Ephesos is the Greek name for the city (Ephesus the Latin one), and it refers to bees, hence the bee on the coin.
The patron deity of the city, Artemis is represented on the other side of the coin, by the deer or stage. The Roman name for this deity was Diana, the goddess of the hunt. In Ephesos however the emphasis seems to have been on Artemis as a goddess of health, hygiene, fertility.
The city of Ephesos was nestled between two harbors and involves a couple of long streets that wove their way down to the harbor, which, like the river Meander silted up, and is now a fertile plain. The loss of the harbor was a big blow, and then like most of these grand cities in Turkey the coup d’grace was a devastating earthquake which destroyed the town (see also Colossae, Laodicea, etc.). Here is a schematic of what we will see, moving from 1 on the map at the top of the site, to 20 (the great theater) at the bottom of the map.
Here’s the large hill to the left of the city, which includes the cave of Paul and Thecla.
Our first major building of concern is the bouleterion, or town council building. It is here where the city clerk’s office would have been, so it is understandable that he might not have initially heard or heard about the hubbub in the theater at the other end of town where the riot with chants of ‘great is Artemis’ took place against Paul’s activities. Remember that Paul stayed in this city for two and half years. They still haven’t found the Hall of Tyrannus where Paul lectured, but my bet is it will be found near the Celsus library.
Here is a keystone arch, which is probably what Paul is referring to when he calls Christ a stone in Ephesians. The keystone hold things together from above (otherwise you have fallen arches 🙂 In this case, Christ is hold the Jew and Gentile branches of the church together from above, having torn down the middle wall of partition which once separated the,

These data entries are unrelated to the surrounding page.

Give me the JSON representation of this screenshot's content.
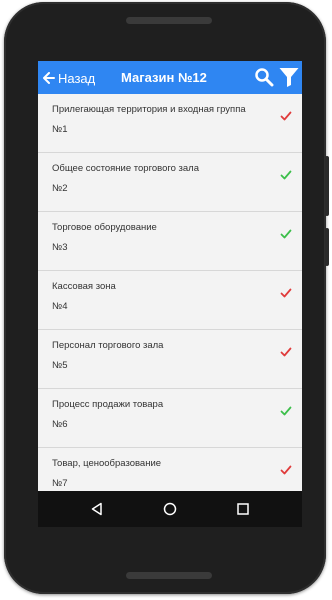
{
  "header": {
    "back_label": "Назад",
    "title": "Магазин №12",
    "icons": [
      "back-arrow-icon",
      "search-icon",
      "filter-icon"
    ]
  },
  "items": [
    {
      "name": "Прилегающая территория и входная группа",
      "number": "№1",
      "status": "fail"
    },
    {
      "name": "Общее состояние торгового зала",
      "number": "№2",
      "status": "ok"
    },
    {
      "name": "Торговое оборудование",
      "number": "№3",
      "status": "ok"
    },
    {
      "name": "Кассовая зона",
      "number": "№4",
      "status": "fail"
    },
    {
      "name": "Персонал торгового зала",
      "number": "№5",
      "status": "fail"
    },
    {
      "name": "Процесс продажи товара",
      "number": "№6",
      "status": "ok"
    },
    {
      "name": "Товар, ценообразование",
      "number": "№7",
      "status": "fail"
    }
  ],
  "colors": {
    "accent": "#2f86f2",
    "ok": "#3cbf4a",
    "fail": "#e03b3b"
  },
  "navbar": {
    "icons": [
      "nav-back-icon",
      "nav-home-icon",
      "nav-recent-icon"
    ]
  }
}
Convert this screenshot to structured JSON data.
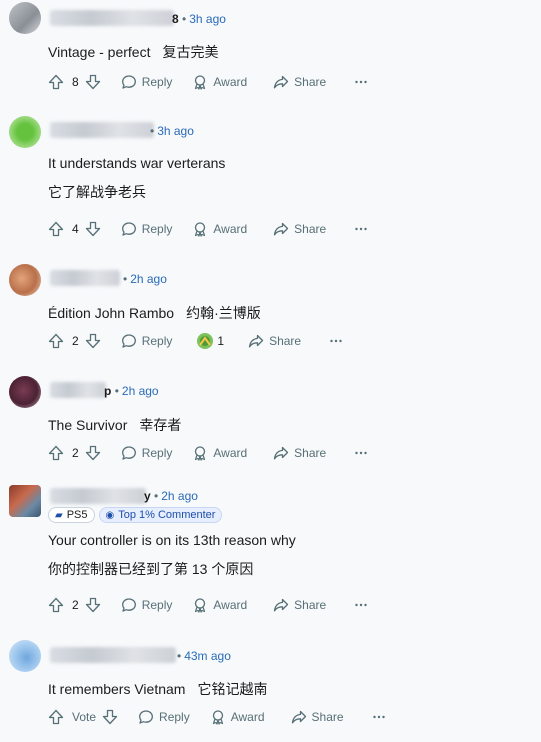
{
  "colors": {
    "accent": "#2a6bb8",
    "text": "#1c1c1c",
    "muted": "#576f76",
    "background": "#f7f9fb"
  },
  "comments": [
    {
      "meta_suffix": "8",
      "time": "3h ago",
      "text": "Vintage - perfect",
      "translation": "复古完美",
      "votes": "8",
      "reply": "Reply",
      "award": "Award",
      "share": "Share"
    },
    {
      "meta_suffix": "",
      "time": "3h ago",
      "text": "It understands war verterans",
      "translation": "它了解战争老兵",
      "votes": "4",
      "reply": "Reply",
      "award": "Award",
      "share": "Share"
    },
    {
      "meta_suffix": "",
      "time": "2h ago",
      "text": "Édition John Rambo",
      "translation": "约翰·兰博版",
      "votes": "2",
      "reply": "Reply",
      "award_count": "1",
      "share": "Share"
    },
    {
      "meta_suffix": "p",
      "time": "2h ago",
      "text": "The Survivor",
      "translation": "幸存者",
      "votes": "2",
      "reply": "Reply",
      "award": "Award",
      "share": "Share"
    },
    {
      "meta_suffix": "y",
      "time": "2h ago",
      "flair_platform": "PS5",
      "flair_badge": "Top 1% Commenter",
      "text": "Your controller is on its 13th reason why",
      "translation": "你的控制器已经到了第 13 个原因",
      "votes": "2",
      "reply": "Reply",
      "award": "Award",
      "share": "Share"
    },
    {
      "meta_suffix": "",
      "time": "43m ago",
      "text": "It remembers Vietnam",
      "translation": "它铭记越南",
      "votes": "Vote",
      "reply": "Reply",
      "award": "Award",
      "share": "Share"
    }
  ]
}
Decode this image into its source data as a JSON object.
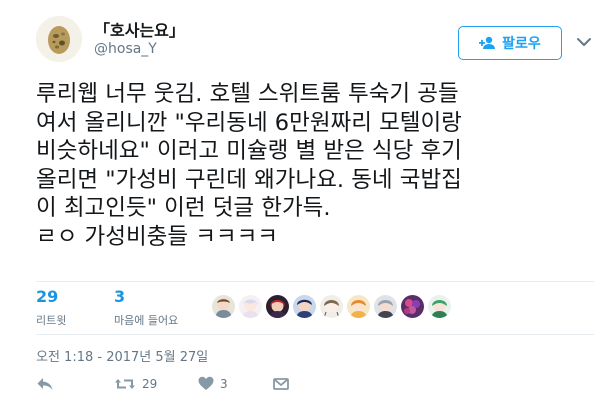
{
  "author": {
    "display_name": "「호사는요」",
    "handle": "@hosa_Y"
  },
  "follow_button": {
    "label": "팔로우"
  },
  "tweet": {
    "text": "루리웹 너무 웃김. 호텔 스위트룸 투숙기 공들\n여서 올리니깐 \"우리동네 6만원짜리 모텔이랑\n비슷하네요\" 이러고 미슐랭 별 받은 식당 후기\n올리면 \"가성비 구린데 왜가나요. 동네 국밥집\n이 최고인듯\" 이런 덧글 한가득.\nㄹㅇ 가성비충들 ㅋㅋㅋㅋ"
  },
  "stats": {
    "retweets": {
      "count": "29",
      "label": "리트윗"
    },
    "likes": {
      "count": "3",
      "label": "마음에 들어요"
    }
  },
  "timestamp": "오전 1:18 - 2017년 5월 27일",
  "actions": {
    "reply": {
      "icon": "reply-icon"
    },
    "retweet": {
      "icon": "retweet-icon",
      "count": "29"
    },
    "like": {
      "icon": "heart-icon",
      "count": "3"
    },
    "dm": {
      "icon": "direct-message-icon"
    }
  },
  "colors": {
    "accent": "#1da1f2",
    "link_count": "#1b95e0",
    "secondary_text": "#657786",
    "divider": "#e6ecf0"
  }
}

If you are wondering how you keep the capstone of a column in place, here’s a good clue. There are nobs on the bottom of this capital. There were matching dimples or depressions in the pedestal on which it would be placed— voila!